Ten tips for getting the most from your videowall13 August 2015
Tim Carrigan, manager of technical and design services at RGB Spectrum, offers 10 tips for a successful videowall set-up.
High-quality videowall systems display a range of visuals and deliver eye-catching impact. They are being deployed in a range of applications: corporate boardrooms, digital signage, control rooms for critical infrastructure, security and surveillance monitoring, to name just a few.
Working with a design team that offers knowledge and expertise can help maximise the long-term returns of a videowall investment. Here are 10 simple but effective tips to ensure a successful videowall system set-up.
1) Differentiate between what a customer wants and needs
What a customer wants, and what they actually need, can be very different things, so you should start the process by understanding both of these elements. Adding in some ‘bells and whistles’ may help you close a deal, but delivering a system with the functionality required will ensure a happy customer.
2) Understand customer expectations
Before designing a solution, you need to understand why a customer wants to install a videowall system. What do they plan to do with it, and how will it fit into their existing AV or control room infrastructure? There are always multiple ways to get to the same end result. Asking the right questions at the start of the process will help you determine the best way to get there.
3) What are the right questions?
In many cases, customers either don’t know what they want, or don’t know how to explain it to an integrator. A detailed list of basic questions can help you properly qualify customers and clarify their requirements.
At the end of this survey, you should have obtained information about: the customer’s business model, system requirements, intended use, budget, priorities, timeframe and expected functionality.
4) Understand the nature of the sources
How many sources will feed into the videowall processor? What are their resolutions? What kind of content will be displayed? Will IP streaming sources or applications need to be displayed? How far away from the wall will the sources be located? These questions will help you decide what kind of processor, cabling, extenders, signal support and connectors are needed.
5) Clarify number of inputs, outputs and displays
Videowall processors configure multiple sources from disparate systems for display on an array of monitors or projector screens. Determine the size of the wall, the type of content (graphics, text, motion video, or a combination), the number of sources that need to be displayed simultaneously, and whether real-time processing is required.
6) How important is system security?
Videowalls can be used for a variety of applications, some mission-critical and some less so. For example, security is very important in control room, surveillance or monitoring environments, so a hardware-based videowall processor might be the best choice. However, for a less critical application where security is not a priority (such as digital signage), a PC-based system may provide more flexibility.
7) Document, document, document

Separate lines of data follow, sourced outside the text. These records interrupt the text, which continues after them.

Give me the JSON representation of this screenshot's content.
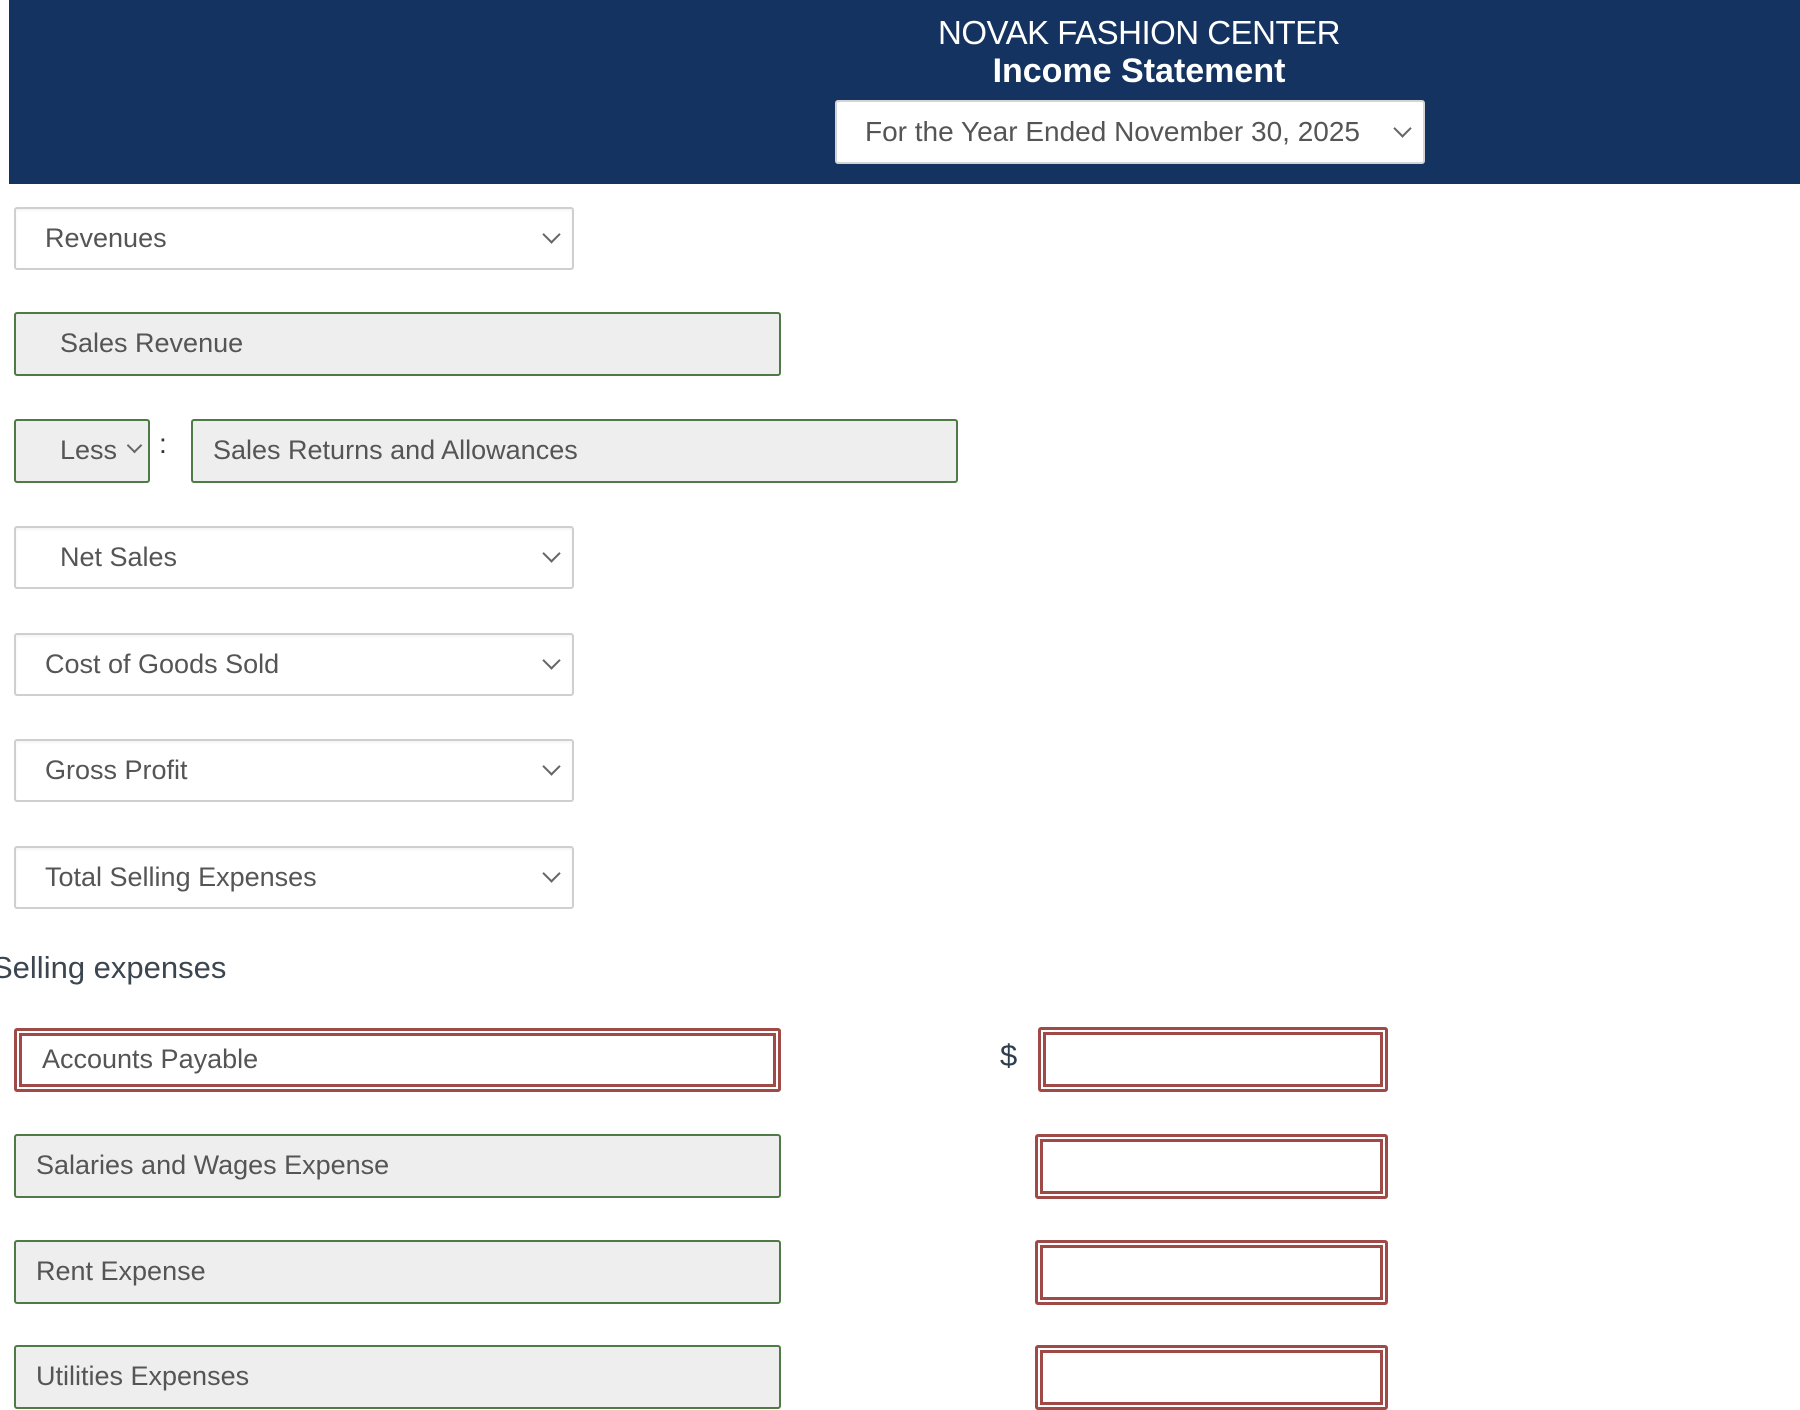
{
  "header": {
    "company": "NOVAK FASHION CENTER",
    "statement": "Income Statement",
    "period_select": {
      "value": "For the Year Ended November 30, 2025"
    }
  },
  "rows": {
    "revenues_select": {
      "value": "Revenues"
    },
    "sales_revenue_field": {
      "value": "Sales Revenue"
    },
    "less_select": {
      "value": "Less"
    },
    "colon": ":",
    "sales_returns_field": {
      "value": "Sales Returns and Allowances"
    },
    "net_sales_select": {
      "value": "Net Sales"
    },
    "cogs_select": {
      "value": "Cost of Goods Sold"
    },
    "gross_profit_select": {
      "value": "Gross Profit"
    },
    "total_selling_select": {
      "value": "Total Selling Expenses"
    }
  },
  "selling_expenses": {
    "label": "Selling expenses",
    "currency_symbol": "$",
    "items": [
      {
        "account": "Accounts Payable",
        "amount": "",
        "account_status": "incorrect",
        "amount_status": "incorrect"
      },
      {
        "account": "Salaries and Wages Expense",
        "amount": "",
        "account_status": "correct",
        "amount_status": "incorrect"
      },
      {
        "account": "Rent Expense",
        "amount": "",
        "account_status": "correct",
        "amount_status": "incorrect"
      },
      {
        "account": "Utilities Expenses",
        "amount": "",
        "account_status": "correct",
        "amount_status": "incorrect"
      }
    ]
  },
  "colors": {
    "header_bg": "#143360",
    "correct_border": "#4e7a45",
    "incorrect_border": "#a04a47"
  }
}
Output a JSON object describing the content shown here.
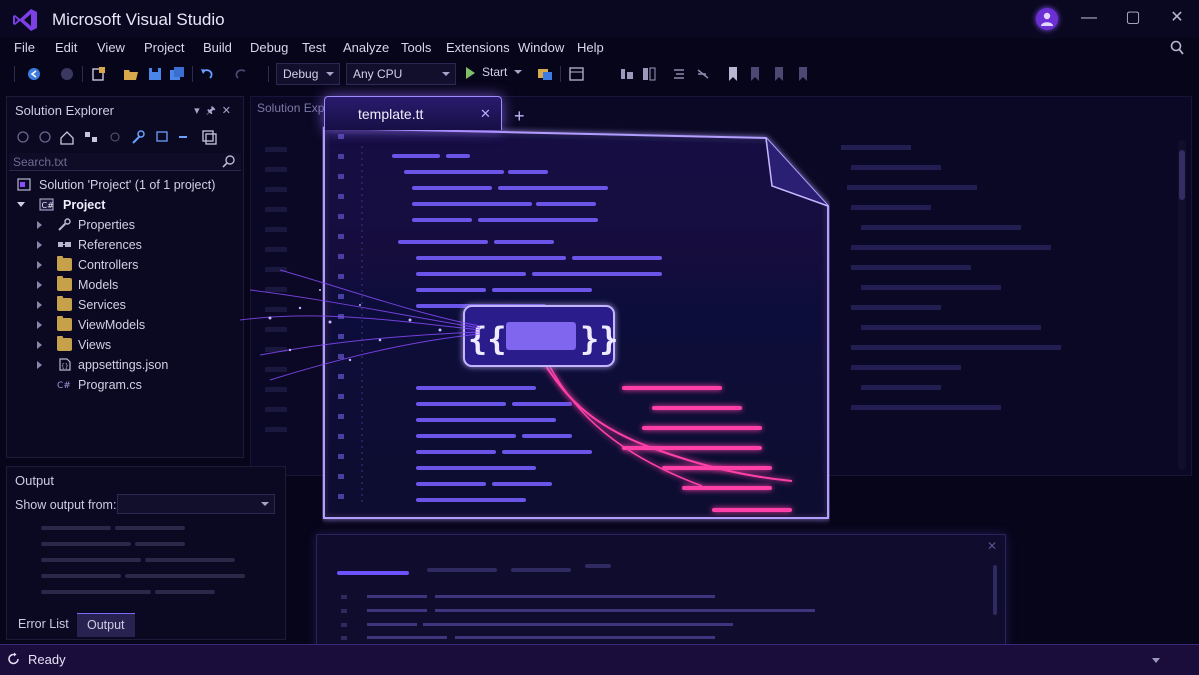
{
  "app": {
    "title": "Microsoft Visual Studio",
    "accent": "#8a4dff"
  },
  "menu": [
    "File",
    "Edit",
    "View",
    "Project",
    "Build",
    "Debug",
    "Test",
    "Analyze",
    "Tools",
    "Extensions",
    "Window",
    "Help"
  ],
  "toolbar": {
    "config": "Debug",
    "platform": "Any CPU",
    "start_label": "Start"
  },
  "solution_explorer": {
    "title": "Solution Explorer",
    "search_placeholder": "Search.txt",
    "solution_label": "Solution 'Project' (1 of 1 project)",
    "project_label": "Project",
    "items": [
      {
        "label": "Properties",
        "icon": "wrench-icon"
      },
      {
        "label": "References",
        "icon": "references-icon"
      },
      {
        "label": "Controllers",
        "icon": "folder-icon"
      },
      {
        "label": "Models",
        "icon": "folder-icon"
      },
      {
        "label": "Services",
        "icon": "folder-icon"
      },
      {
        "label": "ViewModels",
        "icon": "folder-icon"
      },
      {
        "label": "Views",
        "icon": "folder-icon"
      },
      {
        "label": "appsettings.json",
        "icon": "json-file-icon"
      },
      {
        "label": "Program.cs",
        "icon": "csharp-file-icon"
      }
    ]
  },
  "output": {
    "title": "Output",
    "show_from_label": "Show output from:"
  },
  "bottom_tabs": [
    "Error List",
    "Output"
  ],
  "editor": {
    "tab_label": "template.tt",
    "bg_tab_label": "Solution Expl"
  },
  "status": {
    "text": "Ready"
  }
}
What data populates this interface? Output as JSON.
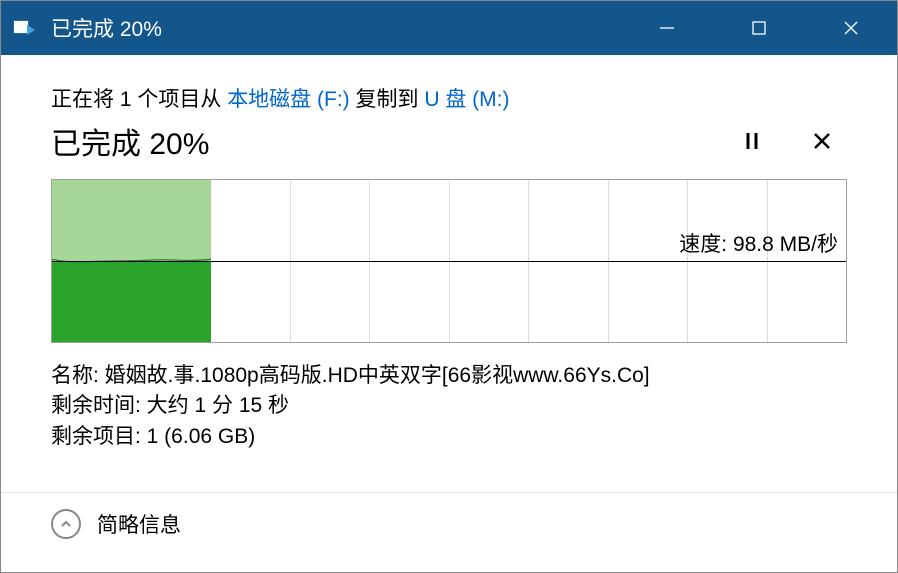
{
  "titlebar": {
    "title": "已完成 20%"
  },
  "copy_desc": {
    "prefix": "正在将 1 个项目从 ",
    "source": "本地磁盘 (F:)",
    "middle": " 复制到 ",
    "dest": "U 盘 (M:)"
  },
  "progress": {
    "title": "已完成 20%",
    "percent": 20
  },
  "chart_data": {
    "type": "area",
    "title": "",
    "xlabel": "",
    "ylabel": "",
    "progress_percent": 20,
    "grid_columns": 10,
    "speed_label": "速度: 98.8 MB/秒",
    "speed_value": 98.8,
    "speed_unit": "MB/秒",
    "ylim": [
      0,
      200
    ],
    "x": [
      0,
      2,
      4,
      6,
      8,
      10,
      12,
      14,
      16,
      18,
      20
    ],
    "series": [
      {
        "name": "speed",
        "values": [
          100,
          96,
          94,
          96,
          98,
          97,
          98,
          99,
          98,
          99,
          99
        ]
      }
    ]
  },
  "details": {
    "name_label": "名称: ",
    "name_value": "婚姻故.事.1080p高码版.HD中英双字[66影视www.66Ys.Co]",
    "time_label": "剩余时间: ",
    "time_value": "大约 1 分 15 秒",
    "items_label": "剩余项目: ",
    "items_value": "1 (6.06 GB)"
  },
  "footer": {
    "label": "简略信息"
  }
}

Using the first six tips, you will obtain a lot of information from the customer. Make sure you document the process at every step, so that you have support for the decisions you make.
8) On to the design
With a clear idea of what the customer expects, you can now design your system. When possible, work with a manufacturer’s design services team, since they are expert in the use of their products. Provide customers with a system diagram, bill of materials and a functionality statement that clearly outlines what the system was designed to do, what will be delivered to the customer and the timeline for completing the project.
9) Present the customer with options
The technological landscape is constantly changing. With this in mind, it is important to educate your customer about trends and present options that can help future-proof their installations. For example, you could build in room for system expansion, or enable the system to accommodate higher resolutions (such as 4K). Offer the most functionality and flexibility that the customer’s budget allows, and then let them decide which elements to incorporate.
10) Test the system before delivering
Before you deliver the final product, test and troubleshoot the system in-house. This will increase customer satisfaction with the system and reduce or eliminate the time required for tech services personnel to be at the customer site.
Leverage the expertise of a knowledgeable design team, gather information, manage expectations, and document every step before designing, testing and delivering your system.